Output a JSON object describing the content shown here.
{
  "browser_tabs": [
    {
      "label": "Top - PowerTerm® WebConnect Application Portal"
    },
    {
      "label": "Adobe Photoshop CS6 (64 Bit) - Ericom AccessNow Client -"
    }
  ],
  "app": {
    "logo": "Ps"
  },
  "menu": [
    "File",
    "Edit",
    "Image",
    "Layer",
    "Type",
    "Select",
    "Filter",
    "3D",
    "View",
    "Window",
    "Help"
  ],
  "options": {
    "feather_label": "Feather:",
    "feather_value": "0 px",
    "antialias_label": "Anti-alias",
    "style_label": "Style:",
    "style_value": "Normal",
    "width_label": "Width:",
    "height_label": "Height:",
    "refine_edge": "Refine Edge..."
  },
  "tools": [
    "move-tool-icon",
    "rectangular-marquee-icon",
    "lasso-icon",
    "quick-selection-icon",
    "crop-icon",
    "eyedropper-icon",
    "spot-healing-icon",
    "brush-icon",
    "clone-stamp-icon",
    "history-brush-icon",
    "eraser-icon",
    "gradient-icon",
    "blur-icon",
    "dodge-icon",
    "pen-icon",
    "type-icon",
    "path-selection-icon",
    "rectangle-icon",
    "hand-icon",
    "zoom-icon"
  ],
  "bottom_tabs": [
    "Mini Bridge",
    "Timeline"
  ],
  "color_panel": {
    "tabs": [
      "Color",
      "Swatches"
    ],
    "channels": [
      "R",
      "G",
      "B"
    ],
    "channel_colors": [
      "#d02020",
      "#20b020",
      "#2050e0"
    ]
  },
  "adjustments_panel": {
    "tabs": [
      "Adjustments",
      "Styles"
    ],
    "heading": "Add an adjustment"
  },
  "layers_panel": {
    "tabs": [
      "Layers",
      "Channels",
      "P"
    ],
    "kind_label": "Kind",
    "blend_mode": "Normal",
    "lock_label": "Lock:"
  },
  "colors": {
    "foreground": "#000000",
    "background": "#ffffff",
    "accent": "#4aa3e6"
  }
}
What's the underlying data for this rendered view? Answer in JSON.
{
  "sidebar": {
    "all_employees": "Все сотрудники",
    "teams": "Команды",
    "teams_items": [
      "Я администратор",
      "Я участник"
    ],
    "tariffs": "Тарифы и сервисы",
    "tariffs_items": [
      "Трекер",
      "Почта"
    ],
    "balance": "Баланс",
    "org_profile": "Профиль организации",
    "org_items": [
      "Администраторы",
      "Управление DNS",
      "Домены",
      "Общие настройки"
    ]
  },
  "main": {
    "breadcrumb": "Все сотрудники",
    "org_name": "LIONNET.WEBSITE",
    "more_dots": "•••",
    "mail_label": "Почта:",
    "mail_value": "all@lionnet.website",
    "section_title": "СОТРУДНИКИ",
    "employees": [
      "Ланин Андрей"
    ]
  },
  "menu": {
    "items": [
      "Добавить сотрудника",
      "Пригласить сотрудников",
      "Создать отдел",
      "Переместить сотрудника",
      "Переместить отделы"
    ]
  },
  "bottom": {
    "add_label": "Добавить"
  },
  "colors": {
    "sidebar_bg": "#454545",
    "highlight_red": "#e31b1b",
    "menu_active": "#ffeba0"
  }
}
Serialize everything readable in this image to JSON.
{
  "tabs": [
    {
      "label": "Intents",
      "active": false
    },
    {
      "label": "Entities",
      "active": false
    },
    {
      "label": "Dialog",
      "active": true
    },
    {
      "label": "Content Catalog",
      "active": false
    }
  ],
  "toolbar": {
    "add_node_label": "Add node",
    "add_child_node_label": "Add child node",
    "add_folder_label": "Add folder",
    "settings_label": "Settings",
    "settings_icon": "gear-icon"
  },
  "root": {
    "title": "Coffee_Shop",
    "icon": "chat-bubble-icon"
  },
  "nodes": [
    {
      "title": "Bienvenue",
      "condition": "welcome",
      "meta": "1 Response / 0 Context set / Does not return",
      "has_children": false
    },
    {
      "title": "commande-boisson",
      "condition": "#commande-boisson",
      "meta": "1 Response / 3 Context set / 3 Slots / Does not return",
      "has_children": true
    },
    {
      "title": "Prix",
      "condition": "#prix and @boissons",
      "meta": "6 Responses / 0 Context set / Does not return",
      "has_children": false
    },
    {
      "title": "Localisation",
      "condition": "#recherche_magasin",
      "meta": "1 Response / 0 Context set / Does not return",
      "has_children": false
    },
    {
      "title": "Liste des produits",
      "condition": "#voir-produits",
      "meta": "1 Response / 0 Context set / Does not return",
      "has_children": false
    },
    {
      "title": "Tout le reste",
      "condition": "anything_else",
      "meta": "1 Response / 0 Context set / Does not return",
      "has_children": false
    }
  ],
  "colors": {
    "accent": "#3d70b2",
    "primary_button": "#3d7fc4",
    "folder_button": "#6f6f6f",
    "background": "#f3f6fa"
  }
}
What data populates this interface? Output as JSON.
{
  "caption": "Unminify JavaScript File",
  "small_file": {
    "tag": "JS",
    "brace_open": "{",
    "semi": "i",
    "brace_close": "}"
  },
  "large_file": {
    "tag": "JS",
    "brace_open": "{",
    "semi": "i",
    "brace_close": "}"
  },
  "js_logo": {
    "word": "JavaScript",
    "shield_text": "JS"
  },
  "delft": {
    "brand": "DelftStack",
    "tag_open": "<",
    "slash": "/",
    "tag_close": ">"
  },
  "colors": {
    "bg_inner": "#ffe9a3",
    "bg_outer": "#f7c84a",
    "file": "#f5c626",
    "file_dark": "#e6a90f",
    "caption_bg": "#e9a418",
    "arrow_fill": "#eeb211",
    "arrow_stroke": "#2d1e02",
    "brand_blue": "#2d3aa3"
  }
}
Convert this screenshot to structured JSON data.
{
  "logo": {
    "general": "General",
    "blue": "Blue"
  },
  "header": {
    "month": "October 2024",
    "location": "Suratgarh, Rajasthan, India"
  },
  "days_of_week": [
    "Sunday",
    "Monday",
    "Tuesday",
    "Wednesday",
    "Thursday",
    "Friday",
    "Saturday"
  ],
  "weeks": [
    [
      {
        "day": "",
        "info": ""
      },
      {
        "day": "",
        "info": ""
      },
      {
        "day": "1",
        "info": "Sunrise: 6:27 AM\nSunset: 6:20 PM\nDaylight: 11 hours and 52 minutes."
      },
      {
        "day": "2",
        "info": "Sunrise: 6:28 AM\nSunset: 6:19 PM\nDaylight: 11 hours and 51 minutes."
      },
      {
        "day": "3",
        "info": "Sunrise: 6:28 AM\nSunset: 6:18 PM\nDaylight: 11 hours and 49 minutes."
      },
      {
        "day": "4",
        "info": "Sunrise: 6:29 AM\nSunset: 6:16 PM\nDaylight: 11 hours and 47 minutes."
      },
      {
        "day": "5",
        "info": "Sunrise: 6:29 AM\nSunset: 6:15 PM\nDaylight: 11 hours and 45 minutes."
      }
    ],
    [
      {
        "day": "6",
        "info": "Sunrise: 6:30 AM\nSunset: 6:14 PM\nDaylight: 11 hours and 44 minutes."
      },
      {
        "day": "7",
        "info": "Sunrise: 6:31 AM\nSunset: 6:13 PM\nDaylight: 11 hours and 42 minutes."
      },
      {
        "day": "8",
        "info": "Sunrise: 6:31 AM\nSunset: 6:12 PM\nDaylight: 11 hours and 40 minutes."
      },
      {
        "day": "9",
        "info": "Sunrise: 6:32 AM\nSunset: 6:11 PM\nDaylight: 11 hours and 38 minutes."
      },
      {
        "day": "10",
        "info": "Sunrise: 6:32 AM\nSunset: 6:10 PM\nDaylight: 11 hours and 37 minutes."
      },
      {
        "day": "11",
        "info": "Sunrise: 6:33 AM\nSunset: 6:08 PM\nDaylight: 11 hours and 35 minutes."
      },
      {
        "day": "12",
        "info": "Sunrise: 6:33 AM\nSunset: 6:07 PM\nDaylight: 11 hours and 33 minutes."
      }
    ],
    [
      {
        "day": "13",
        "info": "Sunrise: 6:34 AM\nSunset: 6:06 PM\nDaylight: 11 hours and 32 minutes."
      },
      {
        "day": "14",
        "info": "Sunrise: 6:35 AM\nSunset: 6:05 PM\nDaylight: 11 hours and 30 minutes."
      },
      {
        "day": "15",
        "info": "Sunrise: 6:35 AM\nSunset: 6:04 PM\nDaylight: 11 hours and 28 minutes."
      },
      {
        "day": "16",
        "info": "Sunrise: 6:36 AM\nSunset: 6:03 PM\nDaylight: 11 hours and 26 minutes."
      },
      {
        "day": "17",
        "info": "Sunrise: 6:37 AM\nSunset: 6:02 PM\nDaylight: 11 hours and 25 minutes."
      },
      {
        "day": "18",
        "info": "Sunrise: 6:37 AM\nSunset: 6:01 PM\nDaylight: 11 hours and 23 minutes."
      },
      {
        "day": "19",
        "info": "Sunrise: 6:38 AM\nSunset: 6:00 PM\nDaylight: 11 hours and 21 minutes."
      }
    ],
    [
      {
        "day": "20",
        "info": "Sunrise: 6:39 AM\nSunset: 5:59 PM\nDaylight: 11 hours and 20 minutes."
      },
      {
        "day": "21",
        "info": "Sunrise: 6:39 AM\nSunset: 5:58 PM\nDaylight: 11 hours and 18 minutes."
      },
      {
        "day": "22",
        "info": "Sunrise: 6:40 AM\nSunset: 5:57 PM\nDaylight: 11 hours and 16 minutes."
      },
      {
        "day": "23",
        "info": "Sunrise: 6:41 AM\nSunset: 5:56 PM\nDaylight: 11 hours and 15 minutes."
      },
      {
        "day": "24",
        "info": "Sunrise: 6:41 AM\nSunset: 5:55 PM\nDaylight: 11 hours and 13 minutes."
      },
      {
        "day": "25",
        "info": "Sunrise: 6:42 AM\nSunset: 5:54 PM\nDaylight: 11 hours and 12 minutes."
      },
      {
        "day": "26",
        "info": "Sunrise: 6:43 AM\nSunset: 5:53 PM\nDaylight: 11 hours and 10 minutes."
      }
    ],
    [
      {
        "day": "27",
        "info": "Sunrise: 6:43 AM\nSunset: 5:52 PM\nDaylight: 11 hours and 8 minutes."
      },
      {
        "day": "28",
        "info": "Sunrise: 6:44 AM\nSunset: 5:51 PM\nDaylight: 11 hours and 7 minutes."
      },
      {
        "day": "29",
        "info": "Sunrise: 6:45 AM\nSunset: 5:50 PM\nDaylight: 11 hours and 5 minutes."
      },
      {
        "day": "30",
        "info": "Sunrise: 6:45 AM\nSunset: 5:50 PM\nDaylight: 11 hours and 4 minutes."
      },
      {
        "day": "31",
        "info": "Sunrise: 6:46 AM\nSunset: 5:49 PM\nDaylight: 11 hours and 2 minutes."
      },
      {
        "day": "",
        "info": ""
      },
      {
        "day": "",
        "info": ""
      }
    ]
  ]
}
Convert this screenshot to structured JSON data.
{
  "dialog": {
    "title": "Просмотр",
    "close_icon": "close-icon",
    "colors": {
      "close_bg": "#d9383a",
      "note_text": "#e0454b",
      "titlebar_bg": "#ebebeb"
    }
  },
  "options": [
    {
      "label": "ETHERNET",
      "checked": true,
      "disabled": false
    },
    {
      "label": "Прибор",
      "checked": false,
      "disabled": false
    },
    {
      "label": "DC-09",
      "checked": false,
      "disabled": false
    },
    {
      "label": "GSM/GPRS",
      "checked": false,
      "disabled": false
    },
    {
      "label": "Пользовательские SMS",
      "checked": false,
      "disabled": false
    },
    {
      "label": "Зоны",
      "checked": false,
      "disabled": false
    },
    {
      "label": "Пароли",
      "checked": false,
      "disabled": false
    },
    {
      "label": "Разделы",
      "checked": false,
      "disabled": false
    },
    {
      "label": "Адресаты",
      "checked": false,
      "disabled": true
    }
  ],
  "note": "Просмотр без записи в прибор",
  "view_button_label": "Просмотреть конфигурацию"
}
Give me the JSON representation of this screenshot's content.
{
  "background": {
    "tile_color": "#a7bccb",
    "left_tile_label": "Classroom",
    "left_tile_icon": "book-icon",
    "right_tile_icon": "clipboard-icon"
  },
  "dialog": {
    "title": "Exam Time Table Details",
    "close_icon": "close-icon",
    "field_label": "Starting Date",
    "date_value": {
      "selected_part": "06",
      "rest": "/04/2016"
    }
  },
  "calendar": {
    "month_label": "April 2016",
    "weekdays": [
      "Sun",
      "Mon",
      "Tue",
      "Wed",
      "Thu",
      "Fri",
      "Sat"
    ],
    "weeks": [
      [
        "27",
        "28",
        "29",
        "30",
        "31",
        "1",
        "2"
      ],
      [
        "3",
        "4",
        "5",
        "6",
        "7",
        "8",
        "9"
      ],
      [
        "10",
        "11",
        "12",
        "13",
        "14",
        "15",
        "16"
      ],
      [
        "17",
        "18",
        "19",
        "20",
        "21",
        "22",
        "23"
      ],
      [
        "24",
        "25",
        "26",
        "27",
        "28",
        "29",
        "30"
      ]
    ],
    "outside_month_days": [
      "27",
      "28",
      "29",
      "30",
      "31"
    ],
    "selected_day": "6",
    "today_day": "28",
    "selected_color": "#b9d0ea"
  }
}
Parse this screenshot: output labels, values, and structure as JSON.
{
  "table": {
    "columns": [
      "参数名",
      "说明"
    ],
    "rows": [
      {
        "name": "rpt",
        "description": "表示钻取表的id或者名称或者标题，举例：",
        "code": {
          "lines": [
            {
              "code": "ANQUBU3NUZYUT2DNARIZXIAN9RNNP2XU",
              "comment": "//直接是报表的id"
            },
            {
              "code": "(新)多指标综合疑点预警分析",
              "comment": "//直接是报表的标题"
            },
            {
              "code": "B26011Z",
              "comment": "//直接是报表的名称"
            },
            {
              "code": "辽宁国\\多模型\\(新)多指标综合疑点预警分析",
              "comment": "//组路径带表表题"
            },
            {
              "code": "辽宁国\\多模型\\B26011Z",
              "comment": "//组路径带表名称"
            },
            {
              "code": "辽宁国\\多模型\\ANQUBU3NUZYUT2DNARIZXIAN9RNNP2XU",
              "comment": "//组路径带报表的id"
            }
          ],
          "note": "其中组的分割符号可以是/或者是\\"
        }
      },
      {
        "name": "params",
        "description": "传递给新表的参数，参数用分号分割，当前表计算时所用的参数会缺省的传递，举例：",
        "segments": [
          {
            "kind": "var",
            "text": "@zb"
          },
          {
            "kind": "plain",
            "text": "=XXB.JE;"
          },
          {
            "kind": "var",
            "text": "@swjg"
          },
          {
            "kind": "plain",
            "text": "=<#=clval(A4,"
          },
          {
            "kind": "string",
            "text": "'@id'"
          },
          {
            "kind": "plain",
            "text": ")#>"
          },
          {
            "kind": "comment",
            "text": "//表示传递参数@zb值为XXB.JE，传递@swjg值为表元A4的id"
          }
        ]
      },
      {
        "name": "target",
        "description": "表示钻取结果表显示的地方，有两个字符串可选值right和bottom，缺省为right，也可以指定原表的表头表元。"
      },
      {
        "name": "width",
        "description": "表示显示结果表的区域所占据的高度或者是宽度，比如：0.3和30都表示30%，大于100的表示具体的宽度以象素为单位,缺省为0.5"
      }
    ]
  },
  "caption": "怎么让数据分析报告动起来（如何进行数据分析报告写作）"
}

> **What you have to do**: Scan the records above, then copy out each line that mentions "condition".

> **Result below**:
      "condition": "welcome",
      "condition": "#commande-boisson",
      "condition": "#prix and @boissons",
      "condition": "#recherche_magasin",
      "condition": "#voir-produits",
      "condition": "anything_else",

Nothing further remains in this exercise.